*Required action*
What you return must match the records exactly, with every line included.

*Available records*
☆ ☆ ☆

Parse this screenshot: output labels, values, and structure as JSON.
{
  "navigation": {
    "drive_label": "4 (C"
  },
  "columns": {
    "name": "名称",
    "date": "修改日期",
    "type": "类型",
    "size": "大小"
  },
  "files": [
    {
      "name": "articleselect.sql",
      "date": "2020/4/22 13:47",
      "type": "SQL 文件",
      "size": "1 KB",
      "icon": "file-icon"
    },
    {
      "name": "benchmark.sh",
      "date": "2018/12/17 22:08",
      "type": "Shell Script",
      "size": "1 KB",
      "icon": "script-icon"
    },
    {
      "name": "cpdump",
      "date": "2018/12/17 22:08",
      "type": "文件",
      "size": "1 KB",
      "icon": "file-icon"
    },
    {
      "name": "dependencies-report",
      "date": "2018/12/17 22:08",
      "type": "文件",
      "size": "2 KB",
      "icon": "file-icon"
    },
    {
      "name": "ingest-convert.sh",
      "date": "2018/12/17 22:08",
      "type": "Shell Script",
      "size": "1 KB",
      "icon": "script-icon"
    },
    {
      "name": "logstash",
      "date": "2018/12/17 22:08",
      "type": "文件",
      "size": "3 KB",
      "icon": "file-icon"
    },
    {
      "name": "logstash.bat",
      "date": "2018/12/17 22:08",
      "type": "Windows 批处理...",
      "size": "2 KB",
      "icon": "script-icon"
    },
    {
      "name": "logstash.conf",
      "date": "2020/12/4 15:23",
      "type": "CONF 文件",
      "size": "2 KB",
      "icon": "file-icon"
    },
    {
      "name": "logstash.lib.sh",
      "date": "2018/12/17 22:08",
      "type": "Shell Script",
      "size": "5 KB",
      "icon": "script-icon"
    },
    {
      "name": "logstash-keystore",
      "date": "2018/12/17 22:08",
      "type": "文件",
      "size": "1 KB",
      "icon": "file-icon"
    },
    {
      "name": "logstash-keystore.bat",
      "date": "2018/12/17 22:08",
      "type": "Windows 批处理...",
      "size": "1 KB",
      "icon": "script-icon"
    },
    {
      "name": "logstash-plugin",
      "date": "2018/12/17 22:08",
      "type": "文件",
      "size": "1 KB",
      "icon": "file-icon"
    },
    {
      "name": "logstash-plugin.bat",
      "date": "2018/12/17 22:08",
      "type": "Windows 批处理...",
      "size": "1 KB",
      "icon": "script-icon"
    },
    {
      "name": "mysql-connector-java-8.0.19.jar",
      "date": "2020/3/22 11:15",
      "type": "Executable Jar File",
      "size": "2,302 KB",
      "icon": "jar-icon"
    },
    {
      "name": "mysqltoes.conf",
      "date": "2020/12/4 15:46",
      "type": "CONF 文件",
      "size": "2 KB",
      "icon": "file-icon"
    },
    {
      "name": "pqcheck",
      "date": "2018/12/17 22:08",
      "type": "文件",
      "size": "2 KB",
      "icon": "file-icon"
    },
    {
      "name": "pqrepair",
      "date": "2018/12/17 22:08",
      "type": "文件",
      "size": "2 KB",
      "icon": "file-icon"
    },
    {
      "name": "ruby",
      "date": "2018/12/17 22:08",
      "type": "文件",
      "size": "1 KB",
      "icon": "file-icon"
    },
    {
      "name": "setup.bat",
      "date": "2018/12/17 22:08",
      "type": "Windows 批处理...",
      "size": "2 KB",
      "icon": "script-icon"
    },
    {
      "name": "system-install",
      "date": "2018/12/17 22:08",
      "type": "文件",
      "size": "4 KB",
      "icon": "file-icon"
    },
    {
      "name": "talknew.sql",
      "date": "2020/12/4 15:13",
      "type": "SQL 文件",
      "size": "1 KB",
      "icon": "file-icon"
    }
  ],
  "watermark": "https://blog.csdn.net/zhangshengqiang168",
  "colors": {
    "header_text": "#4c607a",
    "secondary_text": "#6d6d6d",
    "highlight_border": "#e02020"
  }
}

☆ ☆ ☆

*Result for this task*
Parse this screenshot: output labels, values, and structure as JSON.
{
  "navigation": {
    "drive_label": "4 (C"
  },
  "columns": {
    "name": "名称",
    "date": "修改日期",
    "type": "类型",
    "size": "大小"
  },
  "files": [
    {
      "name": "articleselect.sql",
      "date": "2020/4/22 13:47",
      "type": "SQL 文件",
      "size": "1 KB",
      "icon": "file-icon"
    },
    {
      "name": "benchmark.sh",
      "date": "2018/12/17 22:08",
      "type": "Shell Script",
      "size": "1 KB",
      "icon": "script-icon"
    },
    {
      "name": "cpdump",
      "date": "2018/12/17 22:08",
      "type": "文件",
      "size": "1 KB",
      "icon": "file-icon"
    },
    {
      "name": "dependencies-report",
      "date": "2018/12/17 22:08",
      "type": "文件",
      "size": "2 KB",
      "icon": "file-icon"
    },
    {
      "name": "ingest-convert.sh",
      "date": "2018/12/17 22:08",
      "type": "Shell Script",
      "size": "1 KB",
      "icon": "script-icon"
    },
    {
      "name": "logstash",
      "date": "2018/12/17 22:08",
      "type": "文件",
      "size": "3 KB",
      "icon": "file-icon"
    },
    {
      "name": "logstash.bat",
      "date": "2018/12/17 22:08",
      "type": "Windows 批处理...",
      "size": "2 KB",
      "icon": "script-icon"
    },
    {
      "name": "logstash.conf",
      "date": "2020/12/4 15:23",
      "type": "CONF 文件",
      "size": "2 KB",
      "icon": "file-icon"
    },
    {
      "name": "logstash.lib.sh",
      "date": "2018/12/17 22:08",
      "type": "Shell Script",
      "size": "5 KB",
      "icon": "script-icon"
    },
    {
      "name": "logstash-keystore",
      "date": "2018/12/17 22:08",
      "type": "文件",
      "size": "1 KB",
      "icon": "file-icon"
    },
    {
      "name": "logstash-keystore.bat",
      "date": "2018/12/17 22:08",
      "type": "Windows 批处理...",
      "size": "1 KB",
      "icon": "script-icon"
    },
    {
      "name": "logstash-plugin",
      "date": "2018/12/17 22:08",
      "type": "文件",
      "size": "1 KB",
      "icon": "file-icon"
    },
    {
      "name": "logstash-plugin.bat",
      "date": "2018/12/17 22:08",
      "type": "Windows 批处理...",
      "size": "1 KB",
      "icon": "script-icon"
    },
    {
      "name": "mysql-connector-java-8.0.19.jar",
      "date": "2020/3/22 11:15",
      "type": "Executable Jar File",
      "size": "2,302 KB",
      "icon": "jar-icon"
    },
    {
      "name": "mysqltoes.conf",
      "date": "2020/12/4 15:46",
      "type": "CONF 文件",
      "size": "2 KB",
      "icon": "file-icon"
    },
    {
      "name": "pqcheck",
      "date": "2018/12/17 22:08",
      "type": "文件",
      "size": "2 KB",
      "icon": "file-icon"
    },
    {
      "name": "pqrepair",
      "date": "2018/12/17 22:08",
      "type": "文件",
      "size": "2 KB",
      "icon": "file-icon"
    },
    {
      "name": "ruby",
      "date": "2018/12/17 22:08",
      "type": "文件",
      "size": "1 KB",
      "icon": "file-icon"
    },
    {
      "name": "setup.bat",
      "date": "2018/12/17 22:08",
      "type": "Windows 批处理...",
      "size": "2 KB",
      "icon": "script-icon"
    },
    {
      "name": "system-install",
      "date": "2018/12/17 22:08",
      "type": "文件",
      "size": "4 KB",
      "icon": "file-icon"
    },
    {
      "name": "talknew.sql",
      "date": "2020/12/4 15:13",
      "type": "SQL 文件",
      "size": "1 KB",
      "icon": "file-icon"
    }
  ],
  "watermark": "https://blog.csdn.net/zhangshengqiang168",
  "colors": {
    "header_text": "#4c607a",
    "secondary_text": "#6d6d6d",
    "highlight_border": "#e02020"
  }
}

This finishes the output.